- Top three after the champagne fight. Leipheimer, Horner, and Danielson. Photo: Casey B. Gibson | www.cbgphoto.com
- 2011 Tirreno-Adriatico, Tyler Farrar podium. Photo: Brad Kaminski
- Hesjedal went on the attack several times at this year's Tour of California, mostly just to test his fitness. His focus was on July. Photo: Casey B. Gibson | www.cbgphoto.com
- 2011 Tour of California, stage 4: Chris Horner on Sierra Road.
- Hincapie tuned up for the Tour at the Tour de Suisse. Photo: Graham Watson | www.grahamwatson.com
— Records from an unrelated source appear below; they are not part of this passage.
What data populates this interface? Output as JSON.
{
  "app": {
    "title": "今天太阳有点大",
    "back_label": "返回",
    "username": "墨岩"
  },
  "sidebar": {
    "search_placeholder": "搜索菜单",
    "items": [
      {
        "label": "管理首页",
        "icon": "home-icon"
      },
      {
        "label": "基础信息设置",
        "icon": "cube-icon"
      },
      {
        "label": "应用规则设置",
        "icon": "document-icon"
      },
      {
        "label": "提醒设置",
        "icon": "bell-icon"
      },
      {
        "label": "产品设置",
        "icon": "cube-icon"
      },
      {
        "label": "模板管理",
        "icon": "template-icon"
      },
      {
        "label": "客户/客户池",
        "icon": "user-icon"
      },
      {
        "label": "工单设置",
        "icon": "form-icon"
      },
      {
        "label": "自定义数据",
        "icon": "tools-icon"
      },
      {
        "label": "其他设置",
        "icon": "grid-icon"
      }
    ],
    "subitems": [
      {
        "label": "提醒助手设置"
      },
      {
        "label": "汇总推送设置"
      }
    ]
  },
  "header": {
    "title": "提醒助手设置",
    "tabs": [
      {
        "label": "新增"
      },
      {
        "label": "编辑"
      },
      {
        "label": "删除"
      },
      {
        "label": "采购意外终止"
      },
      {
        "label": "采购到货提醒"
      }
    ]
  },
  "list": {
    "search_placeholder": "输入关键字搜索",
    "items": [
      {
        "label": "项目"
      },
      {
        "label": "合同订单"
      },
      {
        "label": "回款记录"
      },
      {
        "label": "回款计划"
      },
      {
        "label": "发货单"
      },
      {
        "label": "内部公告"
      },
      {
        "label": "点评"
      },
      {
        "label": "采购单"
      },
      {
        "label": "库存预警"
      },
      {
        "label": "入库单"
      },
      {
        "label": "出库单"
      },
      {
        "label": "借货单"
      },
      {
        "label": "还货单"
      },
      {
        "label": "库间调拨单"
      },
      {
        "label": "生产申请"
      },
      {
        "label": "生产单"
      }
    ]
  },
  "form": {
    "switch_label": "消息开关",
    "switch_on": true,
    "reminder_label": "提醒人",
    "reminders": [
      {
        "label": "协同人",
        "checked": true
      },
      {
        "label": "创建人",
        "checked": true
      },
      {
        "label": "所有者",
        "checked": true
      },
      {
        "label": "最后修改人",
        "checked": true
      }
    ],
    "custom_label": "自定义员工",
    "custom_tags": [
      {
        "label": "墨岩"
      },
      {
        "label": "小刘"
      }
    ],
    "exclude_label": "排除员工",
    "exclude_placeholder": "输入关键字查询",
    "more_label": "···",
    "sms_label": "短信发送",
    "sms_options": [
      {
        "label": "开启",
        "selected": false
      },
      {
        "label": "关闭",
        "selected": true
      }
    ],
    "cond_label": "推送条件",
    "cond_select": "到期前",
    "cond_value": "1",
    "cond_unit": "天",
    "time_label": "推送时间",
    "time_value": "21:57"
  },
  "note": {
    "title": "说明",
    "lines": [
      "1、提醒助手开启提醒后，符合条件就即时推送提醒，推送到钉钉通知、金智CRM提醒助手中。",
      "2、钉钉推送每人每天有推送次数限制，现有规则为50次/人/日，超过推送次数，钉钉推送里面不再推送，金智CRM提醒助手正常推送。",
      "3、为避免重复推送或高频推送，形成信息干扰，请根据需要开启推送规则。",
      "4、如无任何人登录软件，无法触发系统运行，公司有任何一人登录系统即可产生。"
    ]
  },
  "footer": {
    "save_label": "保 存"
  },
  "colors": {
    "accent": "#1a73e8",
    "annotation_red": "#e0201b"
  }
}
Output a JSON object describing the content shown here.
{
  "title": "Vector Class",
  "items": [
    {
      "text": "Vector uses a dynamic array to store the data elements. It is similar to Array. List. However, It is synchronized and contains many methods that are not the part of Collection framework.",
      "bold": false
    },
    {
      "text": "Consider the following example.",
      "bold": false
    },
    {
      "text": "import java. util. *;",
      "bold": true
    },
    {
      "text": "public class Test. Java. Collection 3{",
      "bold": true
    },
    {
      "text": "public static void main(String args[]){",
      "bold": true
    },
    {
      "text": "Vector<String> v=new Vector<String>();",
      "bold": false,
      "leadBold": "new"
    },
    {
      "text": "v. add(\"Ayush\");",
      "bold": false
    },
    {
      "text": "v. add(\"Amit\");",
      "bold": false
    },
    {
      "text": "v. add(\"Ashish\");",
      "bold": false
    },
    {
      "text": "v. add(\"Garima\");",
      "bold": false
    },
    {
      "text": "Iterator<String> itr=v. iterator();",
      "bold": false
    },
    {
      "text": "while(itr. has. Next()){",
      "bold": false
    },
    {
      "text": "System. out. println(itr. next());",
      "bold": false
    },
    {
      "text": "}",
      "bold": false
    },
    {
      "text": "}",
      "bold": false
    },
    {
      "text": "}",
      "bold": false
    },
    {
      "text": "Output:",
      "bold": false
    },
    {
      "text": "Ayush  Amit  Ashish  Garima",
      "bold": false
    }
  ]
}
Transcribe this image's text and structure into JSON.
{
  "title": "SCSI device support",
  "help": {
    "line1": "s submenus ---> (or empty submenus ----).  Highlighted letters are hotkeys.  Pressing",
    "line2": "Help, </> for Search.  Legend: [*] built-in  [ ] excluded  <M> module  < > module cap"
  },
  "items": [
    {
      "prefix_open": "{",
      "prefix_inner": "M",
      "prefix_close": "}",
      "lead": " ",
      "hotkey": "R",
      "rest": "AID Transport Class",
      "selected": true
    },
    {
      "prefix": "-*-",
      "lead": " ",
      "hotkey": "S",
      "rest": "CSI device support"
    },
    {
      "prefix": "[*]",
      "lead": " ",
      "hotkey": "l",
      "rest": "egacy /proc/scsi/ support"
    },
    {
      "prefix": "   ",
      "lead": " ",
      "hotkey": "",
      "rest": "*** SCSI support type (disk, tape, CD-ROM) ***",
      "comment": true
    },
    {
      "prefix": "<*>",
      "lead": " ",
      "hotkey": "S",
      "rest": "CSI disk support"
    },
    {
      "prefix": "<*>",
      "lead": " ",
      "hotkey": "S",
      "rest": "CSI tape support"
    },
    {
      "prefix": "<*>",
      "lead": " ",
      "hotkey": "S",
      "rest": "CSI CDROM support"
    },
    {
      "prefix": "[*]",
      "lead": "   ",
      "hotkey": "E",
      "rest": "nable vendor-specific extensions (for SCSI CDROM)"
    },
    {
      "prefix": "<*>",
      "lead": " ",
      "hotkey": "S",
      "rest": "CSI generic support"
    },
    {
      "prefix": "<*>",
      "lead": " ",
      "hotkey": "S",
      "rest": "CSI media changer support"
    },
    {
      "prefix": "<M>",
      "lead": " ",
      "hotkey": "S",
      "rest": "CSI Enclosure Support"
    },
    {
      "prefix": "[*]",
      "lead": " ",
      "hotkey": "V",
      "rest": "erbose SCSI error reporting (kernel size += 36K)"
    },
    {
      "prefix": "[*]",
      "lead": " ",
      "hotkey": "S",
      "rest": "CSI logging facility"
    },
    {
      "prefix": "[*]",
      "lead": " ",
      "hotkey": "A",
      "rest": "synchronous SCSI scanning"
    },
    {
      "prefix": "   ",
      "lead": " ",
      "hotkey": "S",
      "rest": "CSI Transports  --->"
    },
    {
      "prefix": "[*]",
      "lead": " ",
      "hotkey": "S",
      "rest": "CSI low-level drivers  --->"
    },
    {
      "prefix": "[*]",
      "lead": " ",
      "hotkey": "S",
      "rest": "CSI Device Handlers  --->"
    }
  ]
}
- 2011 Tour de Suisse, stage 9: Levi Leipheimer. Photo: Graham Watson | grahamwatson.com
- 2011 Tour de Suisse, Christian Vande Velde. Photo: Graham Watson | www.grahamwatson.com
- 2011 Tour de Suisse, stage 9: Tejay van Garderen. Photo: Graham Watson | www.grahamwatson.com
Barring the unforeseen, it’s unlikely an American will contest the top step of the final 2011 Tour de France podium. That battle belongs to Spaniard Alberto Contador and Luxembourg’s Andy Schleck.
But this year’s Tour field boasts a deep wealth of Yankee talent, including a top sprinter, a quartet of potential top-5 finishers, one of the sport’s most promising young riders, and a star-crossed veteran who will be starting his record-tying 16th Grand Boucle.
Here’s an alphabetical look at those seven select Americans, plus one Canadian who could also make some noise at the 98th running of the Tour de France, which kicks off on July 2.
Tom Danielson (Garmin-Cervélo)
In 2005, Danielson was the toast of the cycling world following his dramatic triumph at the Tour de Georgia, a race then-teammate Lance Armstrong helped him win. In the aftermath, the Colorado resident was heralded as the next great American grand tour threat; VeloNews even labeled Danielson “Heir Apparent” in reference to a soon-to-retire Armstrong.
Six years later, it’s clear the appointments placed on Danielson were misguided. While by no means a bust (he was top 10 on GC at last year’s Vuelta a España), Danielson never developed into the world beater some had predicted. In fact, this year marks his first chance to even start the world’s biggest bike race.
But don’t be put off by his Tour rookie stature. The 33-year-old is an elite climber with better than average time trialing skills, a fact borne out by his third place finish at May’s Tour of California and a ninth place finish at the Tour of Switzerland. If Danielson can keep a cool head (something he struggles with at times) a stage win and/or a top-5 overall finish are not completely out of the question.Pages: 1 2 3 4 5 6 7 8